### DATA EXTRACT

##############################

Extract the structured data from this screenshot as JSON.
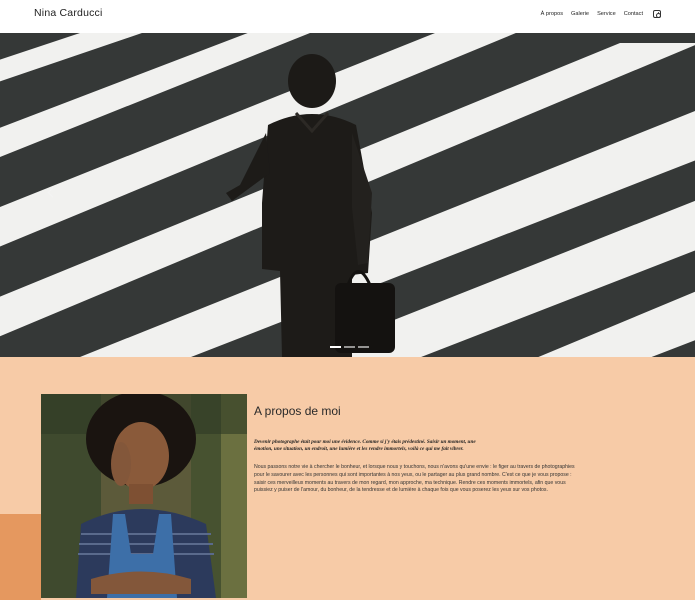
{
  "header": {
    "brand": "Nina Carducci",
    "nav": [
      "À propos",
      "Galerie",
      "Service",
      "Contact"
    ],
    "social_icon": "instagram-icon"
  },
  "hero": {
    "slides_count": 3,
    "active_slide": 1,
    "prev_icon": "chevron-left-icon"
  },
  "about": {
    "title": "A propos de moi",
    "lead": "Devenir photographe était pour moi une évidence. Comme si j'y étais prédestiné. Saisir un moment, une émotion, une situation, un endroit, une lumière et les rendre immortels, voilà ce qui me fait vibrer.",
    "body": "Nous passons notre vie à chercher le bonheur, et lorsque nous y touchons, nous n'avons qu'une envie : le figer au travers de photographies pour le savourer avec les personnes qui sont importantes à nos yeux, ou le partager au plus grand nombre. C'est ce que je vous propose : saisir ces merveilleux moments au travers de mon regard, mon approche, ma technique. Rendre ces moments immortels, afin que vous puissiez y puiser de l'amour, du bonheur, de la tendresse et de lumière à chaque fois que vous poserez les yeux sur vos photos."
  },
  "colors": {
    "about_bg": "#f7cba7",
    "accent_block": "#e5985f"
  }
}
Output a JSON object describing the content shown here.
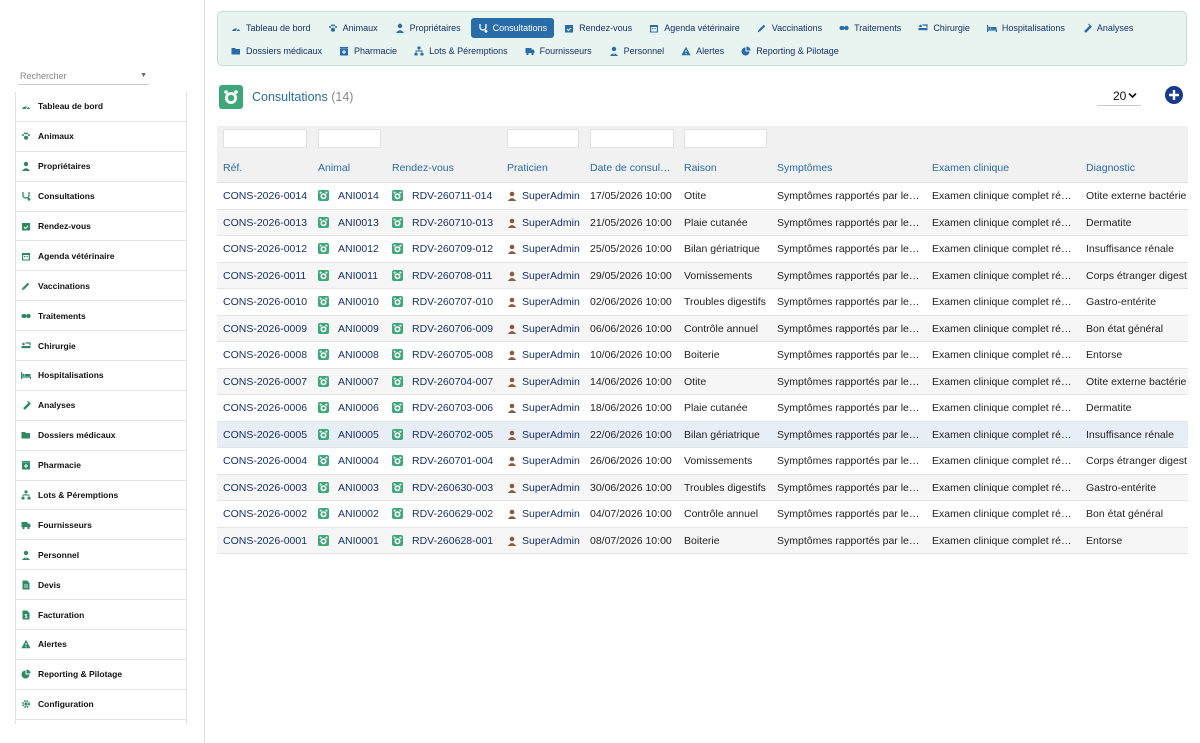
{
  "sidebar": {
    "search_placeholder": "Rechercher",
    "items": [
      {
        "label": "Tableau de bord",
        "icon": "dashboard-icon"
      },
      {
        "label": "Animaux",
        "icon": "paw-icon"
      },
      {
        "label": "Propriétaires",
        "icon": "user-icon"
      },
      {
        "label": "Consultations",
        "icon": "stethoscope-icon"
      },
      {
        "label": "Rendez-vous",
        "icon": "calendar-check-icon"
      },
      {
        "label": "Agenda vétérinaire",
        "icon": "calendar-icon"
      },
      {
        "label": "Vaccinations",
        "icon": "syringe-icon"
      },
      {
        "label": "Traitements",
        "icon": "pills-icon"
      },
      {
        "label": "Chirurgie",
        "icon": "procedures-icon"
      },
      {
        "label": "Hospitalisations",
        "icon": "bed-icon"
      },
      {
        "label": "Analyses",
        "icon": "vial-icon"
      },
      {
        "label": "Dossiers médicaux",
        "icon": "folder-open-icon"
      },
      {
        "label": "Pharmacie",
        "icon": "clinic-icon"
      },
      {
        "label": "Lots & Péremptions",
        "icon": "sitemap-icon"
      },
      {
        "label": "Fournisseurs",
        "icon": "truck-icon"
      },
      {
        "label": "Personnel",
        "icon": "user-tie-icon"
      },
      {
        "label": "Devis",
        "icon": "file-quote-icon"
      },
      {
        "label": "Facturation",
        "icon": "invoice-icon"
      },
      {
        "label": "Alertes",
        "icon": "warning-icon"
      },
      {
        "label": "Reporting & Pilotage",
        "icon": "chart-pie-icon"
      },
      {
        "label": "Configuration",
        "icon": "gear-icon"
      }
    ]
  },
  "topnav": {
    "row1": [
      {
        "label": "Tableau de bord",
        "icon": "dashboard-icon"
      },
      {
        "label": "Animaux",
        "icon": "paw-icon"
      },
      {
        "label": "Propriétaires",
        "icon": "user-icon"
      },
      {
        "label": "Consultations",
        "icon": "stethoscope-icon",
        "active": true
      },
      {
        "label": "Rendez-vous",
        "icon": "calendar-check-icon"
      },
      {
        "label": "Agenda vétérinaire",
        "icon": "calendar-icon"
      },
      {
        "label": "Vaccinations",
        "icon": "syringe-icon"
      },
      {
        "label": "Traitements",
        "icon": "pills-icon"
      },
      {
        "label": "Chirurgie",
        "icon": "procedures-icon"
      },
      {
        "label": "Hospitalisations",
        "icon": "bed-icon"
      },
      {
        "label": "Analyses",
        "icon": "vial-icon"
      }
    ],
    "row2": [
      {
        "label": "Dossiers médicaux",
        "icon": "folder-open-icon"
      },
      {
        "label": "Pharmacie",
        "icon": "clinic-icon"
      },
      {
        "label": "Lots & Péremptions",
        "icon": "sitemap-icon"
      },
      {
        "label": "Fournisseurs",
        "icon": "truck-icon"
      },
      {
        "label": "Personnel",
        "icon": "user-tie-icon"
      },
      {
        "label": "Alertes",
        "icon": "warning-icon"
      },
      {
        "label": "Reporting & Pilotage",
        "icon": "chart-pie-icon"
      }
    ]
  },
  "header": {
    "title": "Consultations",
    "count": "(14)",
    "page_size": "20",
    "accent": "#2a6ca8",
    "logo_color": "#3fa87b"
  },
  "table": {
    "columns": [
      "Réf.",
      "Animal",
      "Rendez-vous",
      "Praticien",
      "Date de consul…",
      "Raison",
      "Symptômes",
      "Examen clinique",
      "Diagnostic"
    ],
    "rows": [
      {
        "ref": "CONS-2026-0014",
        "animal": "ANI0014",
        "rdv": "RDV-260711-014",
        "praticien": "SuperAdmin",
        "date": "17/05/2026 10:00",
        "raison": "Otite",
        "symptomes": "Symptômes rapportés par le…",
        "examen": "Examen clinique complet ré…",
        "diagnostic": "Otite externe bactérie"
      },
      {
        "ref": "CONS-2026-0013",
        "animal": "ANI0013",
        "rdv": "RDV-260710-013",
        "praticien": "SuperAdmin",
        "date": "21/05/2026 10:00",
        "raison": "Plaie cutanée",
        "symptomes": "Symptômes rapportés par le…",
        "examen": "Examen clinique complet ré…",
        "diagnostic": "Dermatite"
      },
      {
        "ref": "CONS-2026-0012",
        "animal": "ANI0012",
        "rdv": "RDV-260709-012",
        "praticien": "SuperAdmin",
        "date": "25/05/2026 10:00",
        "raison": "Bilan gériatrique",
        "symptomes": "Symptômes rapportés par le…",
        "examen": "Examen clinique complet ré…",
        "diagnostic": "Insuffisance rénale"
      },
      {
        "ref": "CONS-2026-0011",
        "animal": "ANI0011",
        "rdv": "RDV-260708-011",
        "praticien": "SuperAdmin",
        "date": "29/05/2026 10:00",
        "raison": "Vomissements",
        "symptomes": "Symptômes rapportés par le…",
        "examen": "Examen clinique complet ré…",
        "diagnostic": "Corps étranger digest"
      },
      {
        "ref": "CONS-2026-0010",
        "animal": "ANI0010",
        "rdv": "RDV-260707-010",
        "praticien": "SuperAdmin",
        "date": "02/06/2026 10:00",
        "raison": "Troubles digestifs",
        "symptomes": "Symptômes rapportés par le…",
        "examen": "Examen clinique complet ré…",
        "diagnostic": "Gastro-entérite"
      },
      {
        "ref": "CONS-2026-0009",
        "animal": "ANI0009",
        "rdv": "RDV-260706-009",
        "praticien": "SuperAdmin",
        "date": "06/06/2026 10:00",
        "raison": "Contrôle annuel",
        "symptomes": "Symptômes rapportés par le…",
        "examen": "Examen clinique complet ré…",
        "diagnostic": "Bon état général"
      },
      {
        "ref": "CONS-2026-0008",
        "animal": "ANI0008",
        "rdv": "RDV-260705-008",
        "praticien": "SuperAdmin",
        "date": "10/06/2026 10:00",
        "raison": "Boiterie",
        "symptomes": "Symptômes rapportés par le…",
        "examen": "Examen clinique complet ré…",
        "diagnostic": "Entorse"
      },
      {
        "ref": "CONS-2026-0007",
        "animal": "ANI0007",
        "rdv": "RDV-260704-007",
        "praticien": "SuperAdmin",
        "date": "14/06/2026 10:00",
        "raison": "Otite",
        "symptomes": "Symptômes rapportés par le…",
        "examen": "Examen clinique complet ré…",
        "diagnostic": "Otite externe bactérie"
      },
      {
        "ref": "CONS-2026-0006",
        "animal": "ANI0006",
        "rdv": "RDV-260703-006",
        "praticien": "SuperAdmin",
        "date": "18/06/2026 10:00",
        "raison": "Plaie cutanée",
        "symptomes": "Symptômes rapportés par le…",
        "examen": "Examen clinique complet ré…",
        "diagnostic": "Dermatite"
      },
      {
        "ref": "CONS-2026-0005",
        "animal": "ANI0005",
        "rdv": "RDV-260702-005",
        "praticien": "SuperAdmin",
        "date": "22/06/2026 10:00",
        "raison": "Bilan gériatrique",
        "symptomes": "Symptômes rapportés par le…",
        "examen": "Examen clinique complet ré…",
        "diagnostic": "Insuffisance rénale"
      },
      {
        "ref": "CONS-2026-0004",
        "animal": "ANI0004",
        "rdv": "RDV-260701-004",
        "praticien": "SuperAdmin",
        "date": "26/06/2026 10:00",
        "raison": "Vomissements",
        "symptomes": "Symptômes rapportés par le…",
        "examen": "Examen clinique complet ré…",
        "diagnostic": "Corps étranger digest"
      },
      {
        "ref": "CONS-2026-0003",
        "animal": "ANI0003",
        "rdv": "RDV-260630-003",
        "praticien": "SuperAdmin",
        "date": "30/06/2026 10:00",
        "raison": "Troubles digestifs",
        "symptomes": "Symptômes rapportés par le…",
        "examen": "Examen clinique complet ré…",
        "diagnostic": "Gastro-entérite"
      },
      {
        "ref": "CONS-2026-0002",
        "animal": "ANI0002",
        "rdv": "RDV-260629-002",
        "praticien": "SuperAdmin",
        "date": "04/07/2026 10:00",
        "raison": "Contrôle annuel",
        "symptomes": "Symptômes rapportés par le…",
        "examen": "Examen clinique complet ré…",
        "diagnostic": "Bon état général"
      },
      {
        "ref": "CONS-2026-0001",
        "animal": "ANI0001",
        "rdv": "RDV-260628-001",
        "praticien": "SuperAdmin",
        "date": "08/07/2026 10:00",
        "raison": "Boiterie",
        "symptomes": "Symptômes rapportés par le…",
        "examen": "Examen clinique complet ré…",
        "diagnostic": "Entorse"
      }
    ]
  }
}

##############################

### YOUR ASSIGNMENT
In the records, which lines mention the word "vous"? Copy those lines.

### TASK SOLUTION
    "body": "Nous passons notre vie à chercher le bonheur, et lorsque nous y touchons, nous n'avons qu'une envie : le figer au travers de photographies pour le savourer avec les personnes qui sont importantes à nos yeux, ou le partager au plus grand nombre. C'est ce que je vous propose : saisir ces merveilleux moments au travers de mon regard, mon approche, ma technique. Rendre ces moments immortels, afin que vous puissiez y puiser de l'amour, du bonheur, de la tendresse et de lumière à chaque fois que vous poserez les yeux sur vos photos."
        "label": "Rendez-vous",
        "label": "Rendez-vous",
      "Rendez-vous",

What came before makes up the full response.